**Your task**
Search the material below for the string "title" and list each line that holds it.

----

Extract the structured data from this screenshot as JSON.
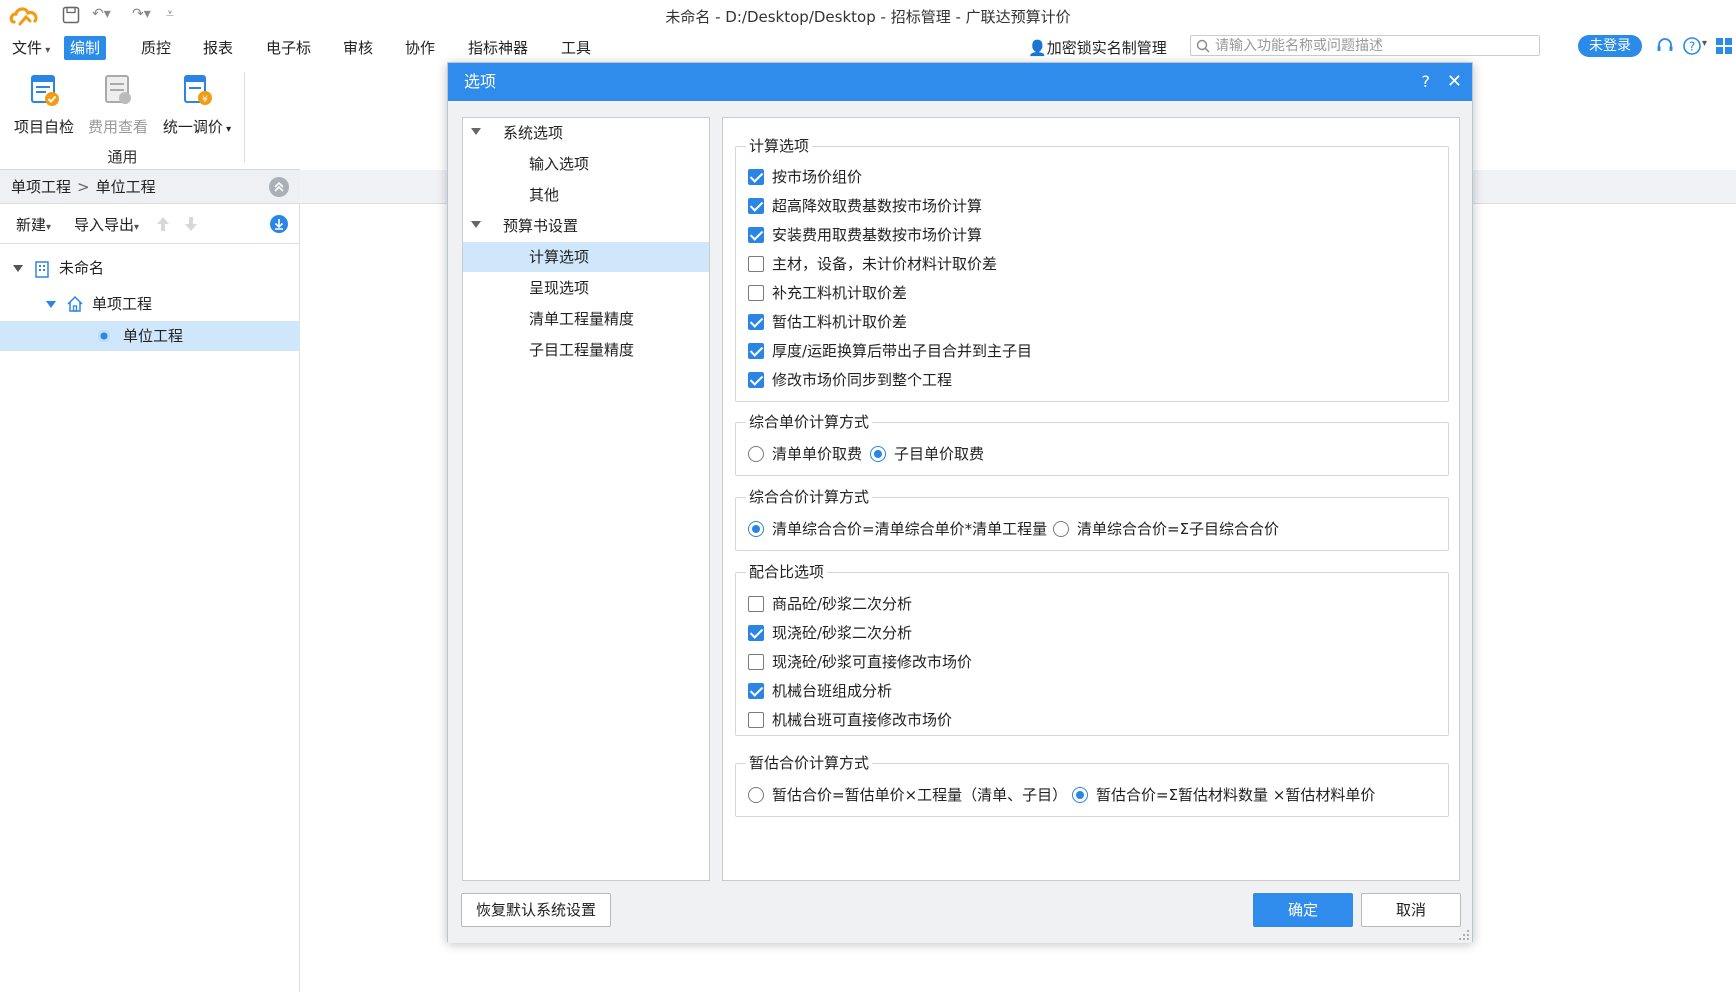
{
  "window": {
    "title": "未命名 - D:/Desktop/Desktop - 招标管理 - 广联达预算计价"
  },
  "menu": {
    "items": [
      "文件",
      "编制",
      "质控",
      "报表",
      "电子标",
      "审核",
      "协作",
      "指标神器",
      "工具"
    ],
    "active_index": 1,
    "lock_label": "加密锁实名制管理",
    "search_placeholder": "请输入功能名称或问题描述",
    "login_label": "未登录"
  },
  "ribbon": {
    "buttons": [
      {
        "label": "项目自检",
        "enabled": true
      },
      {
        "label": "费用查看",
        "enabled": false
      },
      {
        "label": "统一调价",
        "enabled": true
      }
    ],
    "group_label": "通用"
  },
  "left_panel": {
    "breadcrumb": [
      "单项工程",
      "单位工程"
    ],
    "toolbar": {
      "new_label": "新建",
      "import_export_label": "导入导出"
    },
    "tree": [
      {
        "label": "未命名",
        "level": 0
      },
      {
        "label": "单项工程",
        "level": 1
      },
      {
        "label": "单位工程",
        "level": 2,
        "selected": true
      }
    ]
  },
  "dialog": {
    "title": "选项",
    "help_label": "?",
    "close_label": "✕",
    "nav": {
      "items": [
        {
          "label": "系统选项",
          "level": 0,
          "expanded": true
        },
        {
          "label": "输入选项",
          "level": 1
        },
        {
          "label": "其他",
          "level": 1
        },
        {
          "label": "预算书设置",
          "level": 0,
          "expanded": true
        },
        {
          "label": "计算选项",
          "level": 1,
          "selected": true
        },
        {
          "label": "呈现选项",
          "level": 1
        },
        {
          "label": "清单工程量精度",
          "level": 1
        },
        {
          "label": "子目工程量精度",
          "level": 1
        }
      ]
    },
    "groups": {
      "calc": {
        "title": "计算选项",
        "options": [
          {
            "label": "按市场价组价",
            "checked": true
          },
          {
            "label": "超高降效取费基数按市场价计算",
            "checked": true
          },
          {
            "label": "安装费用取费基数按市场价计算",
            "checked": true
          },
          {
            "label": "主材，设备，未计价材料计取价差",
            "checked": false
          },
          {
            "label": "补充工料机计取价差",
            "checked": false
          },
          {
            "label": "暂估工料机计取价差",
            "checked": true
          },
          {
            "label": "厚度/运距换算后带出子目合并到主子目",
            "checked": true
          },
          {
            "label": "修改市场价同步到整个工程",
            "checked": true
          }
        ]
      },
      "unit_price": {
        "title": "综合单价计算方式",
        "options": [
          {
            "label": "清单单价取费",
            "selected": false
          },
          {
            "label": "子目单价取费",
            "selected": true
          }
        ]
      },
      "total_price": {
        "title": "综合合价计算方式",
        "options": [
          {
            "label": "清单综合合价=清单综合单价*清单工程量",
            "selected": true
          },
          {
            "label": "清单综合合价=Σ子目综合合价",
            "selected": false
          }
        ]
      },
      "mix": {
        "title": "配合比选项",
        "options": [
          {
            "label": "商品砼/砂浆二次分析",
            "checked": false
          },
          {
            "label": "现浇砼/砂浆二次分析",
            "checked": true
          },
          {
            "label": "现浇砼/砂浆可直接修改市场价",
            "checked": false
          },
          {
            "label": "机械台班组成分析",
            "checked": true
          },
          {
            "label": "机械台班可直接修改市场价",
            "checked": false
          }
        ]
      },
      "estimate": {
        "title": "暂估合价计算方式",
        "options": [
          {
            "label": "暂估合价=暂估单价×工程量（清单、子目）",
            "selected": false
          },
          {
            "label": "暂估合价=Σ暂估材料数量 ×暂估材料单价",
            "selected": true
          }
        ]
      }
    },
    "buttons": {
      "restore": "恢复默认系统设置",
      "ok": "确定",
      "cancel": "取消"
    }
  },
  "colors": {
    "accent": "#2f8cec",
    "selection": "#cfe6fb"
  }
}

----

**Answer section**
    "title": "未命名 - D:/Desktop/Desktop - 招标管理 - 广联达预算计价"
    "title": "选项",
        "title": "计算选项",
        "title": "综合单价计算方式",
        "title": "综合合价计算方式",
        "title": "配合比选项",
        "title": "暂估合价计算方式",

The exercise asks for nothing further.